WHAT IS EXPECTED:
Where the records hold the string "Windows", show the whole line it sits on.

Interface dataset entries:
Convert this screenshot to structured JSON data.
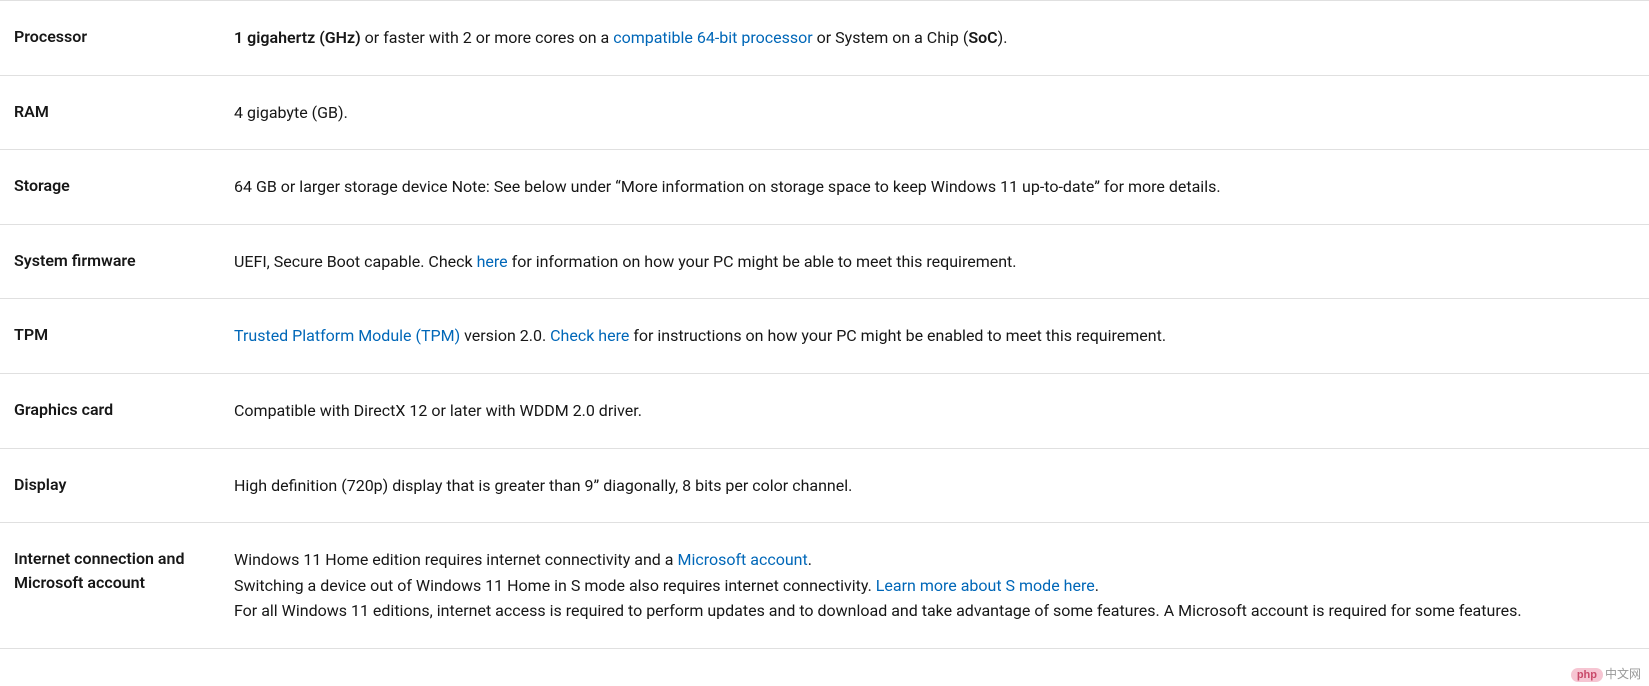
{
  "rows": [
    {
      "label": "Processor",
      "parts": [
        {
          "kind": "bold",
          "text": "1 gigahertz (GHz)"
        },
        {
          "kind": "text",
          "text": " or faster with 2 or more cores on a "
        },
        {
          "kind": "link",
          "text": "compatible 64-bit processor"
        },
        {
          "kind": "text",
          "text": " or System on a Chip ("
        },
        {
          "kind": "bold",
          "text": "SoC"
        },
        {
          "kind": "text",
          "text": ")."
        }
      ]
    },
    {
      "label": "RAM",
      "parts": [
        {
          "kind": "text",
          "text": "4 gigabyte (GB)."
        }
      ]
    },
    {
      "label": "Storage",
      "parts": [
        {
          "kind": "text",
          "text": "64 GB or larger storage device Note: See below under “More information on storage space to keep Windows 11 up-to-date” for more details."
        }
      ]
    },
    {
      "label": "System firmware",
      "parts": [
        {
          "kind": "text",
          "text": "UEFI, Secure Boot capable. Check "
        },
        {
          "kind": "link",
          "text": "here"
        },
        {
          "kind": "text",
          "text": " for information on how your PC might be able to meet this requirement."
        }
      ]
    },
    {
      "label": "TPM",
      "parts": [
        {
          "kind": "link",
          "text": "Trusted Platform Module (TPM)"
        },
        {
          "kind": "text",
          "text": " version 2.0. "
        },
        {
          "kind": "link",
          "text": "Check here"
        },
        {
          "kind": "text",
          "text": " for instructions on how your PC might be enabled to meet this requirement."
        }
      ]
    },
    {
      "label": "Graphics card",
      "parts": [
        {
          "kind": "text",
          "text": "Compatible with DirectX 12 or later with WDDM 2.0 driver."
        }
      ]
    },
    {
      "label": "Display",
      "parts": [
        {
          "kind": "text",
          "text": "High definition (720p) display that is greater than 9” diagonally, 8 bits per color channel."
        }
      ]
    },
    {
      "label": "Internet connection and Microsoft account",
      "parts": [
        {
          "kind": "text",
          "text": "Windows 11 Home edition requires internet connectivity and a "
        },
        {
          "kind": "link",
          "text": "Microsoft account"
        },
        {
          "kind": "text",
          "text": "."
        },
        {
          "kind": "br"
        },
        {
          "kind": "text",
          "text": "Switching a device out of Windows 11 Home in S mode also requires internet connectivity. "
        },
        {
          "kind": "link",
          "text": "Learn more about S mode here"
        },
        {
          "kind": "text",
          "text": "."
        },
        {
          "kind": "br"
        },
        {
          "kind": "text",
          "text": "For all Windows 11 editions, internet access is required to perform updates and to download and take advantage of some features. A Microsoft account is required for some features."
        }
      ]
    }
  ],
  "watermark": {
    "badge": "php",
    "text": "中文网"
  }
}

TASK RESPONSE:
          "text": "64 GB or larger storage device Note: See below under “More information on storage space to keep Windows 11 up-to-date” for more details."
          "text": "Windows 11 Home edition requires internet connectivity and a "
          "text": "Switching a device out of Windows 11 Home in S mode also requires internet connectivity. "
          "text": "For all Windows 11 editions, internet access is required to perform updates and to download and take advantage of some features. A Microsoft account is required for some features."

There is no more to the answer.